··· Material for this exercise ···

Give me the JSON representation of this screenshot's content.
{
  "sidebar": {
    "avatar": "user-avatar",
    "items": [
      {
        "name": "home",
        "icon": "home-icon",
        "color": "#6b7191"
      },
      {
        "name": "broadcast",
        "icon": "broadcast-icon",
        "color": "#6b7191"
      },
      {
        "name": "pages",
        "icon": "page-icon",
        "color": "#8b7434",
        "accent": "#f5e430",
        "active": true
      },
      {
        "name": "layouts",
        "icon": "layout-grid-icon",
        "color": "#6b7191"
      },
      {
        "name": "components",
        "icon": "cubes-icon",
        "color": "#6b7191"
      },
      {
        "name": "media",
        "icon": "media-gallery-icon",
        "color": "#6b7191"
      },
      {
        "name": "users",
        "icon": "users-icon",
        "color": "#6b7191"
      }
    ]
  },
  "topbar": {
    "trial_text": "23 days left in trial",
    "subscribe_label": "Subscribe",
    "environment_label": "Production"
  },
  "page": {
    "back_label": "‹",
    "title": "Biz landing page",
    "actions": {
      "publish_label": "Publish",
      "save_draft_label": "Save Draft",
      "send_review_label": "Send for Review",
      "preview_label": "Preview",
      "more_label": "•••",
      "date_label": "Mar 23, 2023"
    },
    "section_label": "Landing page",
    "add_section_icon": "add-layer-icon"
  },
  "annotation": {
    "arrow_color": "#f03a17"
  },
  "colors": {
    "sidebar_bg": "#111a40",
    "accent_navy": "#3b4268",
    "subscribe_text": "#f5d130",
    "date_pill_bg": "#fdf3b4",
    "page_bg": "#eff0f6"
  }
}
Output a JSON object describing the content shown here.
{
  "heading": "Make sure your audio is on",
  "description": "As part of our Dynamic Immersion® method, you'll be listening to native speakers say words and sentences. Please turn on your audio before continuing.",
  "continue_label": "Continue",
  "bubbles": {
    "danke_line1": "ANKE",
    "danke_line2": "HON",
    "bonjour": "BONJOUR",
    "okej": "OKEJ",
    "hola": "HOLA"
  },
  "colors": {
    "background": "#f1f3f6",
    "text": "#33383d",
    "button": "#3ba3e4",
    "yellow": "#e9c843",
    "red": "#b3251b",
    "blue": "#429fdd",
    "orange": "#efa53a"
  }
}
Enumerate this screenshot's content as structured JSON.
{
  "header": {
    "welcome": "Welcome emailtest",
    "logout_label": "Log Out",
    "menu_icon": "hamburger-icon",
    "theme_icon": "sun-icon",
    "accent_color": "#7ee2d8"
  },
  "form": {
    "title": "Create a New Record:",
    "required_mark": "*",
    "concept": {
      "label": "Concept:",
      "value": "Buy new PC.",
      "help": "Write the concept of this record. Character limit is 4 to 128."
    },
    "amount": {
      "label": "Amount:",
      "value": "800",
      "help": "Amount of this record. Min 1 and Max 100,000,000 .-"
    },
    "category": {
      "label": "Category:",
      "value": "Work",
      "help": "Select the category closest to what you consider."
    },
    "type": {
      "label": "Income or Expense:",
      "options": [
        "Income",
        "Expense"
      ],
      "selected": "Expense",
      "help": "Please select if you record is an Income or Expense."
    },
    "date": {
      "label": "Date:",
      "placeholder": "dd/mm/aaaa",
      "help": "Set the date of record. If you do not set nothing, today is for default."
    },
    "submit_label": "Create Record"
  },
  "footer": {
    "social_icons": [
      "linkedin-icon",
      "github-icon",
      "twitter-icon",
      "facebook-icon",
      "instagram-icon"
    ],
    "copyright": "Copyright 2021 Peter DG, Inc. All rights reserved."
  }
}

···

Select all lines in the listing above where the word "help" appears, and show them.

      "help": "Write the concept of this record. Character limit is 4 to 128."
      "help": "Amount of this record. Min 1 and Max 100,000,000 .-"
      "help": "Select the category closest to what you consider."
      "help": "Please select if you record is an Income or Expense."
      "help": "Set the date of record. If you do not set nothing, today is for default."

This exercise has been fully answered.